= Exercise =
Each record, exactly as written, should be printed again.

#### Supplied material ####

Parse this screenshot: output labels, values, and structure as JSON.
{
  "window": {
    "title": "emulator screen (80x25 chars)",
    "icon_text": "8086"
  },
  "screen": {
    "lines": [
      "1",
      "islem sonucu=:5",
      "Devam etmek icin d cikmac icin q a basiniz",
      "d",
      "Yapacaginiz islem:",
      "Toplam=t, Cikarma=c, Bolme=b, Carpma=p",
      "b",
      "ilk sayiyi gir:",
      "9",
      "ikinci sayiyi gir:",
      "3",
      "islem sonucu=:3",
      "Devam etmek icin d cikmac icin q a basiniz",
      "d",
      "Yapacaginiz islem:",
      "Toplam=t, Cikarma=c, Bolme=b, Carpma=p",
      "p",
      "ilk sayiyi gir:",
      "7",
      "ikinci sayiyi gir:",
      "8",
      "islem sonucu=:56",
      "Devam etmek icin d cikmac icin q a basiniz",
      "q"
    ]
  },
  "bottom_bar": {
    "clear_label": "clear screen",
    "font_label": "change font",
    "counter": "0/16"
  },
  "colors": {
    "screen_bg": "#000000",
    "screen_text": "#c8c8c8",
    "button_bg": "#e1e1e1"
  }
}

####

= Completed exercise =
Parse this screenshot: output labels, values, and structure as JSON.
{
  "window": {
    "title": "emulator screen (80x25 chars)",
    "icon_text": "8086"
  },
  "screen": {
    "lines": [
      "1",
      "islem sonucu=:5",
      "Devam etmek icin d cikmac icin q a basiniz",
      "d",
      "Yapacaginiz islem:",
      "Toplam=t, Cikarma=c, Bolme=b, Carpma=p",
      "b",
      "ilk sayiyi gir:",
      "9",
      "ikinci sayiyi gir:",
      "3",
      "islem sonucu=:3",
      "Devam etmek icin d cikmac icin q a basiniz",
      "d",
      "Yapacaginiz islem:",
      "Toplam=t, Cikarma=c, Bolme=b, Carpma=p",
      "p",
      "ilk sayiyi gir:",
      "7",
      "ikinci sayiyi gir:",
      "8",
      "islem sonucu=:56",
      "Devam etmek icin d cikmac icin q a basiniz",
      "q"
    ]
  },
  "bottom_bar": {
    "clear_label": "clear screen",
    "font_label": "change font",
    "counter": "0/16"
  },
  "colors": {
    "screen_bg": "#000000",
    "screen_text": "#c8c8c8",
    "button_bg": "#e1e1e1"
  }
}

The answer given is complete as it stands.